A no-holds-barred assault on the Spanish fishing industry, Banksy raising awareness of the homeless and the woes of the Christmas jumper are in today's news round-up.
‘Spain is a deplorable choice as host nation’ due to fishing industry practices
The fact that the UN’s latest climate summit is taking place in Madrid has rustled the feathers of Charles Clover, executive director of Blue Marine Foundation, writing in The Times. Clover, whose organisation is a charity dedicated to creating marine reserves and establishing sustainable models of fishing, is enraged at the ecologically disastrous practices of the Spanish fishing industry.
Spain’s fishermen are ‘damaging the marine environment, by trawling the seabed with huge nets and by removing vast tonnages of fish,’ something which Clover says ‘is believed by many scientists to adversely affect the sea’s ability to act as a carbon sink. In this sense Spain is a deplorable choice as host nation.’
Clover unfortunately — almost bizarrely — goes on to muddy the tone of his message as he brings the Iberian country’s fascist era into his argument: ‘The disproportionate size of the Spanish fishing fleet today is one of the unremarked legacies of fascism,’ he says, explaining that ‘the Spanish fleet’s greatest expansion’ dates to the Franco years.
‘If Germany continued to drive its Panzer divisions over the plains of Europe, it would not go unnoticed.
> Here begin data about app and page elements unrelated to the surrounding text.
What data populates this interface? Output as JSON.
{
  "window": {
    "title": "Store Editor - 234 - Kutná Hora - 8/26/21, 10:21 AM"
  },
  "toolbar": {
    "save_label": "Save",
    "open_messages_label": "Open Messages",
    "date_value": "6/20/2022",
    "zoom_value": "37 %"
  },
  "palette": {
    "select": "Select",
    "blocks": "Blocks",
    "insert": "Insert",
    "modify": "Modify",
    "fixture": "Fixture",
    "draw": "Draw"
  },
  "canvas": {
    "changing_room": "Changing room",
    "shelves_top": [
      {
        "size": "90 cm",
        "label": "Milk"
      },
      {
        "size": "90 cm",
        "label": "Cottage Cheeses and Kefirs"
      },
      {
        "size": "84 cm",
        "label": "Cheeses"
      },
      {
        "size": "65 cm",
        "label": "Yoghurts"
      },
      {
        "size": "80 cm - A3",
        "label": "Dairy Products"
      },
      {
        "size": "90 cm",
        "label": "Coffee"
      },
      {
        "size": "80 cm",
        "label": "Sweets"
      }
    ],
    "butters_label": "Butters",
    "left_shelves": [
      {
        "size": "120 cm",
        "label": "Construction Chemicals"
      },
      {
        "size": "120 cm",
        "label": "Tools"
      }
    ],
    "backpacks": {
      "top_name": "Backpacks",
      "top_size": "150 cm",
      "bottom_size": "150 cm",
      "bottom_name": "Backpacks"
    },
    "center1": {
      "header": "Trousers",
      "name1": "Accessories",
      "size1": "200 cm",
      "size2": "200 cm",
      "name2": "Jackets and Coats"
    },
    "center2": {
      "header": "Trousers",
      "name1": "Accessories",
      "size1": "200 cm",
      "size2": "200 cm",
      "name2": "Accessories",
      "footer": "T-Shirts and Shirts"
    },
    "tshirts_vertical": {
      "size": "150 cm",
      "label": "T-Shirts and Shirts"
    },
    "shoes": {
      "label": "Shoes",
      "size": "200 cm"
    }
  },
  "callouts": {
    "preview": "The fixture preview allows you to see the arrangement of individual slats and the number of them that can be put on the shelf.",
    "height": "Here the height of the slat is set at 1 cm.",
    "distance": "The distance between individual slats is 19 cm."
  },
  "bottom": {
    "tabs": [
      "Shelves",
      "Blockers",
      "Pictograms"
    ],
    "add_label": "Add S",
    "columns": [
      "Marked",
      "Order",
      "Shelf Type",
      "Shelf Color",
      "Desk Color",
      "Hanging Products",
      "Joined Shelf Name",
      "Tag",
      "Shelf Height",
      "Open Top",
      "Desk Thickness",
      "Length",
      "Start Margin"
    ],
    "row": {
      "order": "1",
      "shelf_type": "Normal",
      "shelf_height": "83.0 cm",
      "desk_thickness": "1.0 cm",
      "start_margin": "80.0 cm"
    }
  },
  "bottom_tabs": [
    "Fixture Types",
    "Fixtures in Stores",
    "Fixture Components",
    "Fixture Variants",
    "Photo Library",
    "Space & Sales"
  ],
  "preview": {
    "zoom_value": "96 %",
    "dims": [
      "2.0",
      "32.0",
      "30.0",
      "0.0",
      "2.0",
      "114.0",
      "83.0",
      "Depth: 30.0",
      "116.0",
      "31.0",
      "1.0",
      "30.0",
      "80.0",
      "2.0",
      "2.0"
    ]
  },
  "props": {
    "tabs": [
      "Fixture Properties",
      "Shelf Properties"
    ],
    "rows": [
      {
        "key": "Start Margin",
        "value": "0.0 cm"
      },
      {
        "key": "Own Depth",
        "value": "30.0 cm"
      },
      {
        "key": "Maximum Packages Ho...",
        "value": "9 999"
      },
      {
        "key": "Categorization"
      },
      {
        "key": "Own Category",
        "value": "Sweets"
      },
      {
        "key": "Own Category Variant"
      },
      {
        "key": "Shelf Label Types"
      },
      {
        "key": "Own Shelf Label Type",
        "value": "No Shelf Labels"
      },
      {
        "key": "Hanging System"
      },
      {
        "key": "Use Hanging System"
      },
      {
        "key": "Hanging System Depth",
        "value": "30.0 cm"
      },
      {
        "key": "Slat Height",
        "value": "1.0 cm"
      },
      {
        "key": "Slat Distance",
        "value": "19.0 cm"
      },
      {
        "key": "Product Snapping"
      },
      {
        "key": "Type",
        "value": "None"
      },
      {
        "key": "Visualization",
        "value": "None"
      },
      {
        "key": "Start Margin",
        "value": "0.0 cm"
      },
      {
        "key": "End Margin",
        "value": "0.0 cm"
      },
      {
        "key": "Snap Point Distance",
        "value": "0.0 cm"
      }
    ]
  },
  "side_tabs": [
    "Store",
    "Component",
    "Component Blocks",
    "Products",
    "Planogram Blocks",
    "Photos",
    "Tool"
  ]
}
Yet hardly anyone makes the connection when Spain’s subsidy-driven fishing fleet works its way around the oceans of the world — and often turns a blind eye to the rules as it does so.’
Banksy highlights the plight of the homeless
The anonymous street-artist has created a new mural on a wall in Birmingham’s Jewellery Quarter to draw attention to Britain’s growing homelessness problem. A pair of reindeer set out on a starlit sky — but they are harnessed to a real bench, where Ryan, one of the city’s homeless is lying down, surrounded by his belongings.
Banksy posted a video of Ryan and his new artwork on his Instagram account, in which he also praised the people of Birmingham for their generosity. ‘In the 20 minutes we filmed Ryan on this bench,’ the artist wrote, ‘passers-by gave him a hot drink, two chocolate bars and a lighter — without him ever asking for anything.’
On This Day… in 1884
Mark Twain published The Adventures of Huckleberry Finn. Despite being set in the United States, the book was first published in the UK and Canada, with the American edition appearing only a few months later.
Twain’s choice to use crude language and the book’s focus on slavery ensured it was steeped in controversy from the outset. It remains so even today with some commentators arguing that, despite Huck’s efforts to help Jim escape slavery, the novel is imbued with racist vocabulary and stereotypes. Nonetheless, it is considered one of the greatest literary masterpieces of all times, with Ernest Hemingway saying that ‘there was nothing before. There has been nothing as good since.’
Why your Christmas jumper is bad for the environment
Disposable fashion is wreaking havoc on the planet and none more so than the Yuletide jumper, which is not only made of fibre-shedding plastics but also gets worn just once or twice across the holiday season.
To limit the damage, environmental charity Hubbub is asking people to give jumpers they already own a second wear — maybe after updating them with a little DIY — rather tan buying a new one.
‘We don’t want to stop people dressing up and having a great time at Christmas, but there are so many ways to do this without buying new,’ explains Hubbub’s project co-ordinator, Sarah Divall. ‘Fast fashion is a major threat to the natural world and Christmas jumpers are particularly problematic as so many contain plastic. Remember: a jumper is for life, not just for Christmas.’
And finally… otterly fabulous Edinburgh
Two otters have been spotted frolicking in the water in the city centre.
Otters can live in most places where there is a rocky shoreline and nearby freshwater, but these tips collated by
Affectionate and loving he may be, but small-clawed otter Rudi has a purpose.